**WORK REQUEST**
Give the records again in full, exactly as they appear, but without the pictures.

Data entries
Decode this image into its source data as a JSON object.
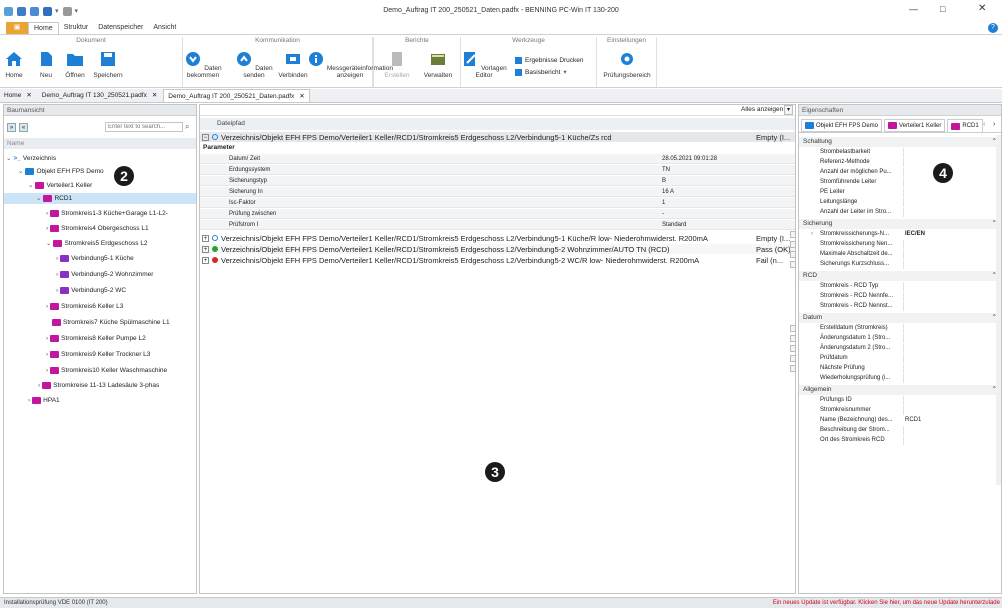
{
  "window": {
    "title": "Demo_Auftrag IT 200_250521_Daten.padfx - BENNING PC-Win IT 130-200"
  },
  "ribbon_tabs": [
    "Home",
    "Struktur",
    "Datenspeicher",
    "Ansicht"
  ],
  "ribbon_file_label": "▣",
  "ribbon": {
    "groups": {
      "dokument": "Dokument",
      "kommunikation": "Kommunikation",
      "berichte": "Berichte",
      "werkzeuge": "Werkzeuge",
      "einstellungen": "Einstellungen"
    },
    "home": "Home",
    "neu": "Neu",
    "oeffnen": "Öffnen",
    "speichern": "Speichern",
    "daten_bekommen": "Daten bekommen",
    "daten_senden": "Daten senden",
    "verbinden": "Verbinden",
    "messgeraeteinfo": "Messgeräteinformation anzeigen",
    "erstellen": "Erstellen",
    "verwalten": "Verwalten",
    "vorlagen_editor": "Vorlagen Editor",
    "ergebnisse_drucken": "Ergebnisse Drucken",
    "basisbericht": "Basisbericht",
    "pruefungsbereich": "Prüfungsbereich"
  },
  "doc_tabs": [
    {
      "label": "Home"
    },
    {
      "label": "Demo_Auftrag IT 130_250521.padfx"
    },
    {
      "label": "Demo_Auftrag IT 200_250521_Daten.padfx"
    }
  ],
  "tree": {
    "header": "Baumansicht",
    "search_placeholder": "Enter text to search...",
    "column": "Name",
    "nodes": [
      {
        "label": "Verzeichnis"
      },
      {
        "label": "Objekt EFH FPS Demo"
      },
      {
        "label": "Verteiler1 Keller"
      },
      {
        "label": "RCD1"
      },
      {
        "label": "Stromkreis1-3 Küche+Garage L1-L2-"
      },
      {
        "label": "Stromkreis4 Obergeschoss L1"
      },
      {
        "label": "Stromkreis5 Erdgeschoss L2"
      },
      {
        "label": "Verbindung5-1 Küche"
      },
      {
        "label": "Verbindung5-2 Wohnzimmer"
      },
      {
        "label": "Verbindung5-2 WC"
      },
      {
        "label": "Stromkreis6 Keller L3"
      },
      {
        "label": "Stromkreis7 Küche Spülmaschine L1"
      },
      {
        "label": "Stromkreis8 Keller Pumpe L2"
      },
      {
        "label": "Stromkreis9 Keller Trockner L3"
      },
      {
        "label": "Stromkreis10 Keller Waschmaschine"
      },
      {
        "label": "Stromkreise 11-13 Ladesäule 3-phas"
      },
      {
        "label": "HPA1"
      }
    ]
  },
  "main": {
    "show_all": "Alles anzeigen",
    "path_header": "Dateipfad",
    "first_row": {
      "path": "Verzeichnis/Objekt EFH FPS Demo/Verteiler1 Keller/RCD1/Stromkreis5 Erdgeschoss L2/Verbindung5-1 Küche/Zs rcd",
      "status": "Empty (I..."
    },
    "params_title": "Parameter",
    "params": [
      {
        "key": "Datum/ Zeit",
        "value": "28.05.2021 09:01:28"
      },
      {
        "key": "Erdungssystem",
        "value": "TN"
      },
      {
        "key": "Sicherungstyp",
        "value": "B"
      },
      {
        "key": "Sicherung In",
        "value": "16 A"
      },
      {
        "key": "Isc-Faktor",
        "value": "1"
      },
      {
        "key": "Prüfung zwischen",
        "value": "-"
      },
      {
        "key": "Prüfstrom I",
        "value": "Standard"
      }
    ],
    "rows": [
      {
        "path": "Verzeichnis/Objekt EFH FPS Demo/Verteiler1 Keller/RCD1/Stromkreis5 Erdgeschoss L2/Verbindung5-1 Küche/R low- Niederohmwiderst. R200mA",
        "status": "Empty (I..."
      },
      {
        "path": "Verzeichnis/Objekt EFH FPS Demo/Verteiler1 Keller/RCD1/Stromkreis5 Erdgeschoss L2/Verbindung5-2 Wohnzimmer/AUTO TN (RCD)",
        "status": "Pass (OK)"
      },
      {
        "path": "Verzeichnis/Objekt EFH FPS Demo/Verteiler1 Keller/RCD1/Stromkreis5 Erdgeschoss L2/Verbindung5-2 WC/R low- Niederohmwiderst. R200mA",
        "status": "Fail (n..."
      }
    ]
  },
  "props": {
    "header": "Eigenschaften",
    "tabs": [
      "Objekt EFH FPS Demo",
      "Verteiler1 Keller",
      "RCD1"
    ],
    "sections": [
      {
        "name": "Schaltung",
        "rows": [
          {
            "key": "Strombelastbarkeit",
            "value": ""
          },
          {
            "key": "Referenz-Methode",
            "value": ""
          },
          {
            "key": "Anzahl der möglichen Pu...",
            "value": ""
          },
          {
            "key": "Stromführende Leiter",
            "value": ""
          },
          {
            "key": "PE Leiter",
            "value": ""
          },
          {
            "key": "Leitungslänge",
            "value": ""
          },
          {
            "key": "Anzahl der Leiter im Stro...",
            "value": ""
          }
        ]
      },
      {
        "name": "Sicherung",
        "rows": [
          {
            "key": "Stromkreissicherungs-N...",
            "value": "IEC/EN"
          },
          {
            "key": "Stromkreissicherung Nen...",
            "value": ""
          },
          {
            "key": "Maximale Abschaltzeit de...",
            "value": ""
          },
          {
            "key": "Sicherungs Kurzschluss...",
            "value": ""
          }
        ]
      },
      {
        "name": "RCD",
        "rows": [
          {
            "key": "Stromkreis - RCD Typ",
            "value": ""
          },
          {
            "key": "Stromkreis - RCD Nennfe...",
            "value": ""
          },
          {
            "key": "Stromkreis - RCD Nennst...",
            "value": ""
          }
        ]
      },
      {
        "name": "Datum",
        "rows": [
          {
            "key": "Erstelldatum (Stromkreis)",
            "value": ""
          },
          {
            "key": "Änderungsdatum 1 (Stro...",
            "value": ""
          },
          {
            "key": "Änderungsdatum 2 (Stro...",
            "value": ""
          },
          {
            "key": "Prüfdatum",
            "value": ""
          },
          {
            "key": "Nächste Prüfung",
            "value": ""
          },
          {
            "key": "Wiederholungsprüfung (i...",
            "value": ""
          }
        ]
      },
      {
        "name": "Allgemein",
        "rows": [
          {
            "key": "Prüfungs ID",
            "value": ""
          },
          {
            "key": "Stromkreisnummer",
            "value": ""
          },
          {
            "key": "Name (Bezeichnung) des...",
            "value": "RCD1"
          },
          {
            "key": "Beschreibung der Strom...",
            "value": ""
          },
          {
            "key": "Ort des Stromkreis RCD",
            "value": ""
          }
        ]
      }
    ]
  },
  "callouts": [
    "2",
    "3",
    "4"
  ],
  "status": {
    "left": "Installationsprüfung VDE 0100 (IT 200)",
    "right": "Ein neues Update ist verfügbar. Klicken Sie hier, um das neue Update herunterzulade"
  },
  "colors": {
    "accent": "#1e7fd6",
    "file_tab": "#e8a434",
    "pass": "#2ca02c",
    "fail": "#d62728",
    "circuit_icon": "#c2169c",
    "update_text": "#d0021b"
  }
}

**PROBLEM SOLUTION**
Decode this image into its source data as a JSON object.
{
  "window": {
    "title": "Demo_Auftrag IT 200_250521_Daten.padfx - BENNING PC-Win IT 130-200"
  },
  "ribbon_tabs": [
    "Home",
    "Struktur",
    "Datenspeicher",
    "Ansicht"
  ],
  "ribbon_file_label": "▣",
  "ribbon": {
    "groups": {
      "dokument": "Dokument",
      "kommunikation": "Kommunikation",
      "berichte": "Berichte",
      "werkzeuge": "Werkzeuge",
      "einstellungen": "Einstellungen"
    },
    "home": "Home",
    "neu": "Neu",
    "oeffnen": "Öffnen",
    "speichern": "Speichern",
    "daten_bekommen": "Daten bekommen",
    "daten_senden": "Daten senden",
    "verbinden": "Verbinden",
    "messgeraeteinfo": "Messgeräteinformation anzeigen",
    "erstellen": "Erstellen",
    "verwalten": "Verwalten",
    "vorlagen_editor": "Vorlagen Editor",
    "ergebnisse_drucken": "Ergebnisse Drucken",
    "basisbericht": "Basisbericht",
    "pruefungsbereich": "Prüfungsbereich"
  },
  "doc_tabs": [
    {
      "label": "Home"
    },
    {
      "label": "Demo_Auftrag IT 130_250521.padfx"
    },
    {
      "label": "Demo_Auftrag IT 200_250521_Daten.padfx"
    }
  ],
  "tree": {
    "header": "Baumansicht",
    "search_placeholder": "Enter text to search...",
    "column": "Name",
    "nodes": [
      {
        "label": "Verzeichnis"
      },
      {
        "label": "Objekt EFH FPS Demo"
      },
      {
        "label": "Verteiler1 Keller"
      },
      {
        "label": "RCD1"
      },
      {
        "label": "Stromkreis1-3 Küche+Garage L1-L2-"
      },
      {
        "label": "Stromkreis4 Obergeschoss L1"
      },
      {
        "label": "Stromkreis5 Erdgeschoss L2"
      },
      {
        "label": "Verbindung5-1 Küche"
      },
      {
        "label": "Verbindung5-2 Wohnzimmer"
      },
      {
        "label": "Verbindung5-2 WC"
      },
      {
        "label": "Stromkreis6 Keller L3"
      },
      {
        "label": "Stromkreis7 Küche Spülmaschine L1"
      },
      {
        "label": "Stromkreis8 Keller Pumpe L2"
      },
      {
        "label": "Stromkreis9 Keller Trockner L3"
      },
      {
        "label": "Stromkreis10 Keller Waschmaschine"
      },
      {
        "label": "Stromkreise 11-13 Ladesäule 3-phas"
      },
      {
        "label": "HPA1"
      }
    ]
  },
  "main": {
    "show_all": "Alles anzeigen",
    "path_header": "Dateipfad",
    "first_row": {
      "path": "Verzeichnis/Objekt EFH FPS Demo/Verteiler1 Keller/RCD1/Stromkreis5 Erdgeschoss L2/Verbindung5-1 Küche/Zs rcd",
      "status": "Empty (I..."
    },
    "params_title": "Parameter",
    "params": [
      {
        "key": "Datum/ Zeit",
        "value": "28.05.2021 09:01:28"
      },
      {
        "key": "Erdungssystem",
        "value": "TN"
      },
      {
        "key": "Sicherungstyp",
        "value": "B"
      },
      {
        "key": "Sicherung In",
        "value": "16 A"
      },
      {
        "key": "Isc-Faktor",
        "value": "1"
      },
      {
        "key": "Prüfung zwischen",
        "value": "-"
      },
      {
        "key": "Prüfstrom I",
        "value": "Standard"
      }
    ],
    "rows": [
      {
        "path": "Verzeichnis/Objekt EFH FPS Demo/Verteiler1 Keller/RCD1/Stromkreis5 Erdgeschoss L2/Verbindung5-1 Küche/R low- Niederohmwiderst. R200mA",
        "status": "Empty (I..."
      },
      {
        "path": "Verzeichnis/Objekt EFH FPS Demo/Verteiler1 Keller/RCD1/Stromkreis5 Erdgeschoss L2/Verbindung5-2 Wohnzimmer/AUTO TN (RCD)",
        "status": "Pass (OK)"
      },
      {
        "path": "Verzeichnis/Objekt EFH FPS Demo/Verteiler1 Keller/RCD1/Stromkreis5 Erdgeschoss L2/Verbindung5-2 WC/R low- Niederohmwiderst. R200mA",
        "status": "Fail (n..."
      }
    ]
  },
  "props": {
    "header": "Eigenschaften",
    "tabs": [
      "Objekt EFH FPS Demo",
      "Verteiler1 Keller",
      "RCD1"
    ],
    "sections": [
      {
        "name": "Schaltung",
        "rows": [
          {
            "key": "Strombelastbarkeit",
            "value": ""
          },
          {
            "key": "Referenz-Methode",
            "value": ""
          },
          {
            "key": "Anzahl der möglichen Pu...",
            "value": ""
          },
          {
            "key": "Stromführende Leiter",
            "value": ""
          },
          {
            "key": "PE Leiter",
            "value": ""
          },
          {
            "key": "Leitungslänge",
            "value": ""
          },
          {
            "key": "Anzahl der Leiter im Stro...",
            "value": ""
          }
        ]
      },
      {
        "name": "Sicherung",
        "rows": [
          {
            "key": "Stromkreissicherungs-N...",
            "value": "IEC/EN"
          },
          {
            "key": "Stromkreissicherung Nen...",
            "value": ""
          },
          {
            "key": "Maximale Abschaltzeit de...",
            "value": ""
          },
          {
            "key": "Sicherungs Kurzschluss...",
            "value": ""
          }
        ]
      },
      {
        "name": "RCD",
        "rows": [
          {
            "key": "Stromkreis - RCD Typ",
            "value": ""
          },
          {
            "key": "Stromkreis - RCD Nennfe...",
            "value": ""
          },
          {
            "key": "Stromkreis - RCD Nennst...",
            "value": ""
          }
        ]
      },
      {
        "name": "Datum",
        "rows": [
          {
            "key": "Erstelldatum (Stromkreis)",
            "value": ""
          },
          {
            "key": "Änderungsdatum 1 (Stro...",
            "value": ""
          },
          {
            "key": "Änderungsdatum 2 (Stro...",
            "value": ""
          },
          {
            "key": "Prüfdatum",
            "value": ""
          },
          {
            "key": "Nächste Prüfung",
            "value": ""
          },
          {
            "key": "Wiederholungsprüfung (i...",
            "value": ""
          }
        ]
      },
      {
        "name": "Allgemein",
        "rows": [
          {
            "key": "Prüfungs ID",
            "value": ""
          },
          {
            "key": "Stromkreisnummer",
            "value": ""
          },
          {
            "key": "Name (Bezeichnung) des...",
            "value": "RCD1"
          },
          {
            "key": "Beschreibung der Strom...",
            "value": ""
          },
          {
            "key": "Ort des Stromkreis RCD",
            "value": ""
          }
        ]
      }
    ]
  },
  "callouts": [
    "2",
    "3",
    "4"
  ],
  "status": {
    "left": "Installationsprüfung VDE 0100 (IT 200)",
    "right": "Ein neues Update ist verfügbar. Klicken Sie hier, um das neue Update herunterzulade"
  },
  "colors": {
    "accent": "#1e7fd6",
    "file_tab": "#e8a434",
    "pass": "#2ca02c",
    "fail": "#d62728",
    "circuit_icon": "#c2169c",
    "update_text": "#d0021b"
  }
}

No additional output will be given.